Allegations chair used confidential information to win votes

The Interflour profit projection is not something normally made public by CBH prior to the release of its annual report.

In Shane Carruthers’ view, it is not a good look.

“He’s disseminating information for his own benefit,” Mr Carruthers said, “to benefit himself in election.”

It is unclear whether Mr Newman’s comments would be in breach of the Corporations Act.

CBH did not respond to questions about whether the figures released by Mr Newman were confidential and whether he had permission to release them.

Mr Carruthers has made a formal complaint to the WA Electoral Commission (WAEC) which is running the CBH board election.

In a statement, the WAEC said it does not comment on or verify whether a specific complaint has been received during the course of any election it is running.

“To do so can, in itself, potentially impact the conduct or outcome of an election,” the statement said.

Counselled over comments about women

In another development, a former CBH board member called for Mr Newman to quit over a 2018 investigation into his inappropriate behaviour toward several women.

John Hassell, who served on the CBH board for 10 years until February 2018, wrote to all CBH board members in December last year about an internal 2018 CBH investigation.

The investigation was triggered after Mr Hassell made a complaint via the company’s whistleblower process about remarks Mr Newman made about a young woman at a grains conference in August 2017.

In the complaint, Mr Hassell claims Mr Newman called the women in her mid 20s a “pretty young thing” and said she was wearing “come f**k me boots.”

Mr Hassell said the comments, which were made amongst a group of CBH directors, staff, and other industry people, made him furious and he told Mr Newman at the time the comments were out of line.

“If Wally Newman said that to my daughters in front of me I would have punched his lights outs,” Mr Hassell said.

The complaint also claimed Mr Newman made derogatory comments about two female board candidates during the 2018 CBH board election campaign.

One of those women, Natalie Browning, now serves on the CBH board with Mr Newman.

Re-election bid ‘pretty bloody disappointing’

Mr Hassell says he was told as a result of the investigation Mr Newman would retire at the end of his term and be counselled on his behaviour.

“One of the outcomes was an agreement from Wally that he would see his term out then retire gracefully,” said Mr Hassell’s letter to the board, dated December 23 last year.

Mr Hassel said he was motivated to write the letter when he found out Mr Newman was standing for re-election.

“When I saw Wally had nominated for the board that’s when I though ‘this man is not being held to account’. That’s why I wrote the letter,” he said.

“If you let the people at the top of the tree go unpunished then that sets the standard for everyone.

“And that is pretty bloody disappointing.”

A CBH board member, who did not wished to be named, confirmed the board saw the 2018 internal investigation report which found Mr Newman had acted inappropriately.

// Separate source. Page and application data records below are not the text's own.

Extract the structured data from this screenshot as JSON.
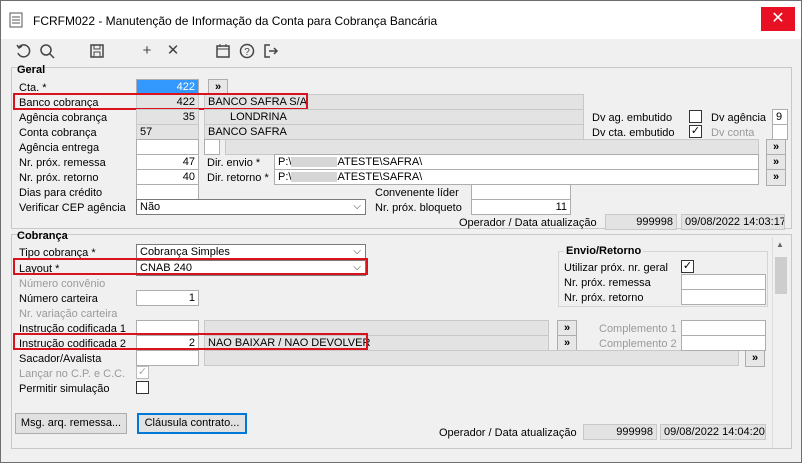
{
  "window": {
    "title": "FCRFM022 - Manutenção de Informação da Conta para Cobrança Bancária"
  },
  "toolbar": {
    "icons": [
      "undo-icon",
      "search-icon",
      "save-icon",
      "add-icon",
      "delete-icon",
      "calendar-icon",
      "help-icon",
      "exit-icon"
    ]
  },
  "geral": {
    "section_label": "Geral",
    "cta_label": "Cta. *",
    "cta_value": "422",
    "banco_label": "Banco cobrança",
    "banco_code": "422",
    "banco_name": "BANCO SAFRA S/A",
    "agencia_label": "Agência cobrança",
    "agencia_code": "35",
    "agencia_name": "LONDRINA",
    "conta_label": "Conta cobrança",
    "conta_value": "57",
    "conta_name": "BANCO SAFRA",
    "agencia_entrega_label": "Agência entrega",
    "prox_remessa_label": "Nr. próx. remessa",
    "prox_remessa_value": "47",
    "prox_retorno_label": "Nr. próx. retorno",
    "prox_retorno_value": "40",
    "dias_credito_label": "Dias para crédito",
    "cep_label": "Verificar CEP agência",
    "cep_value": "Não",
    "dv_ag_embutido_label": "Dv ag. embutido",
    "dv_agencia_label": "Dv agência",
    "dv_agencia_value": "9",
    "dv_cta_embutido_label": "Dv cta. embutido",
    "dv_conta_label": "Dv conta",
    "dir_envio_label": "Dir. envio *",
    "dir_envio_value": "P:\\",
    "dir_envio_suffix": "ATESTE\\SAFRA\\",
    "dir_retorno_label": "Dir. retorno *",
    "dir_retorno_value": "P:\\",
    "dir_retorno_suffix": "ATESTE\\SAFRA\\",
    "convenente_label": "Convenente líder",
    "bloqueto_label": "Nr. próx. bloqueto",
    "bloqueto_value": "11",
    "operador_label": "Operador / Data atualização",
    "operador_value": "999998",
    "data_value": "09/08/2022 14:03:17"
  },
  "cobranca": {
    "section_label": "Cobrança",
    "tipo_label": "Tipo cobrança *",
    "tipo_value": "Cobrança Simples",
    "layout_label": "Layout *",
    "layout_value": "CNAB 240",
    "numero_convenio_label": "Número convênio",
    "numero_carteira_label": "Número carteira",
    "numero_carteira_value": "1",
    "variacao_label": "Nr. variação carteira",
    "instr1_label": "Instrução codificada 1",
    "instr2_label": "Instrução codificada 2",
    "instr2_code": "2",
    "instr2_name": "NAO BAIXAR / NAO DEVOLVER",
    "sacador_label": "Sacador/Avalista",
    "lancar_label": "Lançar no C.P. e C.C.",
    "simulacao_label": "Permitir simulação",
    "complemento1_label": "Complemento 1",
    "complemento2_label": "Complemento 2",
    "envio_retorno_label": "Envio/Retorno",
    "utilizar_label": "Utilizar próx. nr. geral",
    "nr_remessa_label": "Nr. próx. remessa",
    "nr_retorno_label": "Nr. próx. retorno",
    "msg_button": "Msg. arq. remessa...",
    "clausula_button": "Cláusula contrato...",
    "operador_label": "Operador / Data atualização",
    "operador_value": "999998",
    "data_value": "09/08/2022 14:04:20"
  },
  "arrow_button": "»",
  "check_mark": "✓",
  "dropdown_arrow": "⌵"
}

As a result, Mr Newman was told to take counselling, but the current board member refused to say if the chairman agreed to retire at the end of his term.

The ABC made numerous attempts to contact Mr Newman to comment on the allegations.

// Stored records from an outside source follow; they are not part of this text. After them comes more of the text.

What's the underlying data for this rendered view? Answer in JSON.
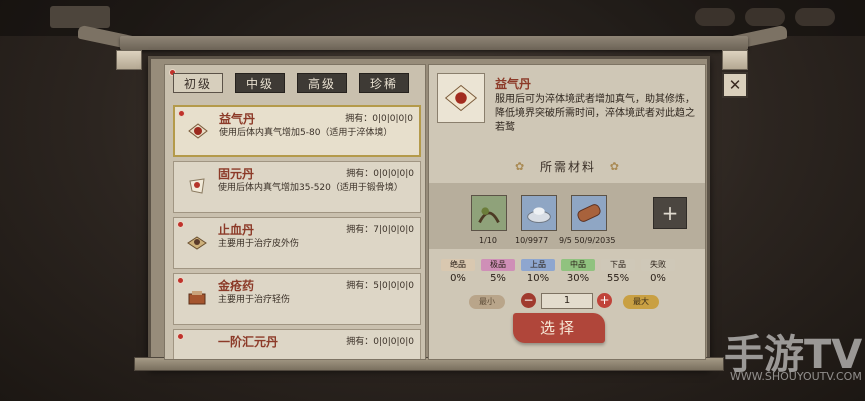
{
  "top_nav": {
    "tabs": [
      "",
      "",
      "",
      ""
    ]
  },
  "tabs": [
    "初级",
    "中级",
    "高级",
    "珍稀"
  ],
  "items": [
    {
      "name": "益气丹",
      "owned": "拥有：0|0|0|0|0",
      "desc": "使用后体内真气增加5-80（适用于淬体境）"
    },
    {
      "name": "固元丹",
      "owned": "拥有：0|0|0|0|0",
      "desc": "使用后体内真气增加35-520（适用于锻骨境）"
    },
    {
      "name": "止血丹",
      "owned": "拥有：7|0|0|0|0",
      "desc": "主要用于治疗皮外伤"
    },
    {
      "name": "金疮药",
      "owned": "拥有：5|0|0|0|0",
      "desc": "主要用于治疗轻伤"
    },
    {
      "name": "一阶汇元丹",
      "owned": "拥有：0|0|0|0|0",
      "desc": ""
    }
  ],
  "detail": {
    "name": "益气丹",
    "desc": "服用后可为淬体境武者增加真气，助其修炼，降低境界突破所需时间，淬体境武者对此趋之若鹜"
  },
  "materials_header": "所需材料",
  "materials": [
    {
      "name": "草药",
      "count": "1/10"
    },
    {
      "name": "银锭",
      "count": "10/9977"
    },
    {
      "name": "木材",
      "count": "9/5 50/9/2035"
    }
  ],
  "qualities": [
    {
      "label": "绝品",
      "value": "0%",
      "color": "#d9c8b0"
    },
    {
      "label": "极品",
      "value": "5%",
      "color": "#cf8fb7"
    },
    {
      "label": "上品",
      "value": "10%",
      "color": "#8ea6cf"
    },
    {
      "label": "中品",
      "value": "30%",
      "color": "#90c27f"
    },
    {
      "label": "下品",
      "value": "55%",
      "color": "#cfc8b8"
    },
    {
      "label": "失败",
      "value": "0%",
      "color": "#cfc8b8"
    }
  ],
  "quantity": {
    "min_label": "最小",
    "max_label": "最大",
    "value": "1"
  },
  "select_label": "选择",
  "close_label": "✕",
  "watermark": {
    "main": "手游TV",
    "sub": "WWW.SHOUYOUTV.COM"
  }
}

In a company response, a CBH spokesman said “CBH Group directors and employees are expected to adhere to the highest standards in their professional behaviour and are held accountable at all times”.

“All complaints in relation to alleged inappropriate conduct are treated seriously and fully investigated,” the spokesman said.

“CBH respects the right to privacy of anyone lodging a complaint and does not comment on individual cases.”

The ABC contacted the young woman at the centre of the August 2017 comments. She did not wish to comment or be identified.

She did say she did not hear Mr Newman’s comment at the time and was not contacted as part of the 2018 investigation.

But she said Mr Newman had called her on Christmas Eve last year, one day after Mr Hassell emailed his letter to the board.

Results in the 2020 CBH board election will be announced on Monday February 17, with the company’s AGM three days later.